Yet the film comes full circle during a scene at the end (small spoiler to follow). Meghan has found her way back to the news station she anchors, and instead of delivering her usual sugar-coated speech, offers a genuine one. She lets down her hair, still a complete bird's nest from the night prior, reveals her dress, coated in dirt, and tells the truth. She describes her insane evening, gives a shout out to Gordon, and admits to her "walk of shame." But then she delivers some real talk. In a speech that could only be written by a feminist, Banks empowers her circumstance by turning the tables on those who had slut-shamed her, and all women, by the term "walk of shame." She argues the term is disrespectful, and frankly, those who use it should be the one feeling shame.

Woah. A film that begins as stereotyped and predictable as ever, reveals itself to be just the opposite. While she is objectified by many of the characters in the film, they receive a form of comeuppance when she begins the discourse for female empowerment.

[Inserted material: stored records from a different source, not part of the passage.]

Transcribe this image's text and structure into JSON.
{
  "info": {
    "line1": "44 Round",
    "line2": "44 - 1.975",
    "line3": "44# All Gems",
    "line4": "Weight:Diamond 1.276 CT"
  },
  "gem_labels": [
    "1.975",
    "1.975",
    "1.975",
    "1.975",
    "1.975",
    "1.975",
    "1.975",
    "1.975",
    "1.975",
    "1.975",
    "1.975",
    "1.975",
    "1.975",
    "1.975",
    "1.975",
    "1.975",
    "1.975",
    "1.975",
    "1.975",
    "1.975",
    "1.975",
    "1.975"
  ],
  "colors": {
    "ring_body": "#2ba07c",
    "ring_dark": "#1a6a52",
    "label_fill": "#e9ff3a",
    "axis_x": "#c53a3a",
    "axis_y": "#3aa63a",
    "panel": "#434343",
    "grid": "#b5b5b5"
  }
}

Walk of Shame is fun, features an adorable sequence (a la Ryan Gosling in Crazy, Stupid, Love) between its leads Marsden and Banks, and offers an unconventional message in its seemingly predictable facade. And that is nothing to be ashamed about.

Walk of Shame hits theatres Friday, May 2.

Images: Sidney Kimmel Entertainment; Tumblr